It takes nothing to join a crowd.
It takes everything to stand alone.
Hans F Hansen
|Mike and whale jaw bone - boat in background|
|Beautiful lines of nature|
It takes a lot of self-questioning and overcoming of doubts before embarking on such adventures. Most books we read, opinions we heard, advice we received say we shouldn’t be attempting this impractical idea, making it difficult to stand alone but the rewards of finding gems on our own or overcoming the odds feel incredibly rewarding.
|Lagoon, kayaks, our home in La Mona|
After leaving the island we visited Animas Slot and the bays of Animas and Quemado (a lot of places named after souls around this area)… Many coyotes howl or yap in the night, we see them roaming in the day or cooling off in the sea of under the shade of small desert trees. We cannot understand how they can survive in such a harsh environment but they all seem healthy. We have to watch that Nikki stays nearby for she would be a quick and easy target to these sly animals.
On one of the beaches we visited, we spot what at first we thought were parts of a sunken boat. Upon closer inspection however, we found it was the skull and jaw of a whale. It is very large and we cannot move it. It rests at the highest level of tide and we cannot tell if it floated there or if the animal beached itself in that location. If it floated there it explains why there are no other whale bones nearby. If the animal beached itself there, the rest of the skeleton is missing, probably from people bringing bony trophy homes…
Speaking of tides, as we approach the northern part of the Sea of Cortez, tides get up to about 23 feet… A little research showed that this area provides the third largest tides in the world; the largest ones being in the Bay of Fundy in Canada and seconds in Alaska’s Cook Inlet. When in Animas Slot anchored in a ‘safe’ 15-18 feet water as our previous time there; we woke up to find only 6 inches of water under the keel… That was a little too close for comfort so we re-anchored a little further out… We cannot let our guards down near full moon’s and new moon’s tides.
|Four paper nautilus - so delicate and wonderful|
|Sea biscuit and paper nautilus (Argonauts)|
While we wait for the winds to blow over we hiked the area and for the first time in her desert life, Nikki met face on with a cholla cactus, one of its small branches attached to the side of her nose. Thankfully it hadn’t quite dug in yet and was quickly removed. Not sure the little girl even remembered it happening for she went digging for lizards near chollas right after she was cactus-free.
|And yes, this tree is alive|
|But this one is|
We have days of very little breeze between the cloudy skies brought on by hurricanes Ivo and Juliette which are thankfully passing quickly on the outside of the Baja Peninsula and away from us. We go kayaking to create a small breeze to help us cool off and spend more and more time in the water.

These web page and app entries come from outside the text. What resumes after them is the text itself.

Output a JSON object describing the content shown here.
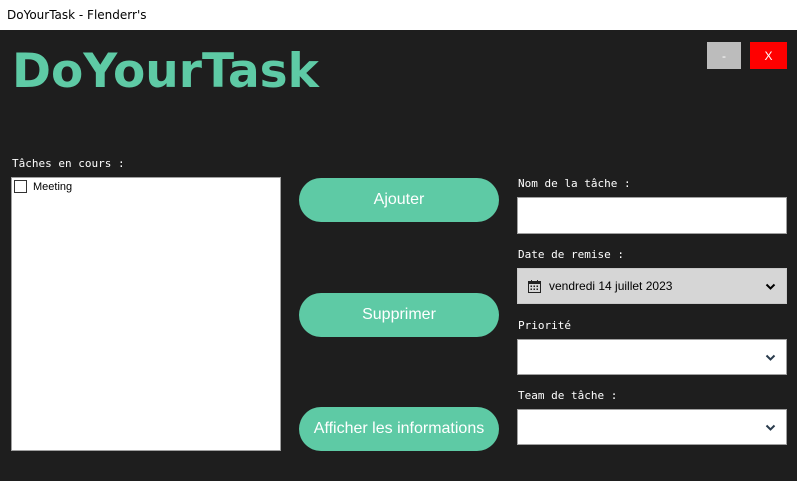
{
  "window": {
    "title": "DoYourTask - Flenderr's"
  },
  "header": {
    "logo": "DoYourTask",
    "minimize_label": "-",
    "close_label": "X"
  },
  "tasks": {
    "label": "Tâches en cours :",
    "items": [
      {
        "label": "Meeting",
        "checked": false
      }
    ]
  },
  "actions": {
    "add_label": "Ajouter",
    "delete_label": "Supprimer",
    "info_label": "Afficher les informations"
  },
  "form": {
    "name_label": "Nom de la tâche :",
    "name_value": "",
    "date_label": "Date de remise :",
    "date_value": "vendredi 14 juillet 2023",
    "priority_label": "Priorité",
    "priority_value": "",
    "team_label": "Team de tâche :",
    "team_value": ""
  },
  "colors": {
    "accent": "#5ecaa5",
    "background": "#1e1e1e",
    "close": "#ff0000",
    "minimize": "#bcbcbc"
  }
}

|Then we were surrounded by 12 whale sharks|
At night we are enjoying meteorite showers between the clouds while listening to the many howls of the coyotes often accompanied by the yips of their little ones.
|Quick before the tide come in...|

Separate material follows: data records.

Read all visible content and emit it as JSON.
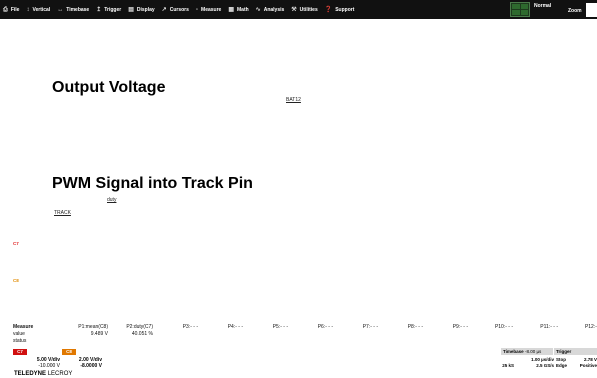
{
  "menu": {
    "items": [
      {
        "icon": "file-icon",
        "glyph": "⎙",
        "label": "File"
      },
      {
        "icon": "vertical-icon",
        "glyph": "↕",
        "label": "Vertical"
      },
      {
        "icon": "timebase-icon",
        "glyph": "↔",
        "label": "Timebase"
      },
      {
        "icon": "trigger-icon",
        "glyph": "↥",
        "label": "Trigger"
      },
      {
        "icon": "display-icon",
        "glyph": "▤",
        "label": "Display"
      },
      {
        "icon": "cursors-icon",
        "glyph": "↗",
        "label": "Cursors"
      },
      {
        "icon": "measure-icon",
        "glyph": "▫",
        "label": "Measure"
      },
      {
        "icon": "math-icon",
        "glyph": "▦",
        "label": "Math"
      },
      {
        "icon": "analysis-icon",
        "glyph": "∿",
        "label": "Analysis"
      },
      {
        "icon": "utilities-icon",
        "glyph": "⚒",
        "label": "Utilities"
      },
      {
        "icon": "support-icon",
        "glyph": "❓",
        "label": "Support"
      }
    ],
    "trigger_mode": "Normal",
    "zoom_label": "Zoom"
  },
  "annotations": {
    "output_heading": "Output Voltage",
    "bat_label": "BAT12",
    "pwm_heading": "PWM Signal into Track Pin",
    "duty_label": "duty",
    "track_label": "TRACK",
    "c7_marker": "C7",
    "c8_marker": "C8"
  },
  "measure": {
    "label": "Measure",
    "value_label": "value",
    "status_label": "status",
    "params": [
      {
        "name": "P1:mean(C8)",
        "value": "9.489 V"
      },
      {
        "name": "P2:duty(C7)",
        "value": "40.051 %"
      },
      {
        "name": "P3:- - -",
        "value": ""
      },
      {
        "name": "P4:- - -",
        "value": ""
      },
      {
        "name": "P5:- - -",
        "value": ""
      },
      {
        "name": "P6:- - -",
        "value": ""
      },
      {
        "name": "P7:- - -",
        "value": ""
      },
      {
        "name": "P8:- - -",
        "value": ""
      },
      {
        "name": "P9:- - -",
        "value": ""
      },
      {
        "name": "P10:- - -",
        "value": ""
      },
      {
        "name": "P11:- - -",
        "value": ""
      },
      {
        "name": "P12:- - -",
        "value": ""
      }
    ]
  },
  "channels": {
    "c7": {
      "badge": "C7",
      "vdiv": "5.00 V/div",
      "offset": "-10.000 V",
      "color": "#d01010"
    },
    "c8": {
      "badge": "C8",
      "vdiv": "2.00 V/div",
      "offset": "-8.0000 V",
      "color": "#e07800"
    }
  },
  "brand": {
    "bold": "TELEDYNE",
    "light": "LECROY"
  },
  "timebase": {
    "label": "Timebase",
    "delay": "-8.00 µs",
    "rate": "1.00 µs/div",
    "samples": "25 kS",
    "sample_rate": "2.5 GS/s"
  },
  "trigger": {
    "label": "Trigger",
    "mode": "Stop",
    "level": "2.78 V",
    "type": "Edge",
    "slope": "Positive"
  }
}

We are nearing the end of our second season in the Sea with a return to the US for a small break. We enjoy everything a little more intimately and thoroughly. The end of an era seems to bring that out in people.
|After the rains.. cactus in bloom.|
From the sturdy bones of the largest animals on earth to the extremely fragile and fleeting paper thin nautilus, from the stoicism of sentinel-like pelicans to the flutter of hummingbirds, from the calm and silence of the sea to the forces of hurricane winds, thunder and rain traveling nearby, from no man-made lights seen anywhere around to extra-modern satellites floating amongst the stars miles overhead, from the scorching sands to the cooling water of the sea, from nearly dessicated desert cacti to mangroves and jungles, from soaring majestic ospreys to silently gliding manta rays, from hundreds of pounds of anchor chains securing us to the tiniest puffs of breezes guiding our way, from the daily rhythms of nature back to a city we no longer honestly know.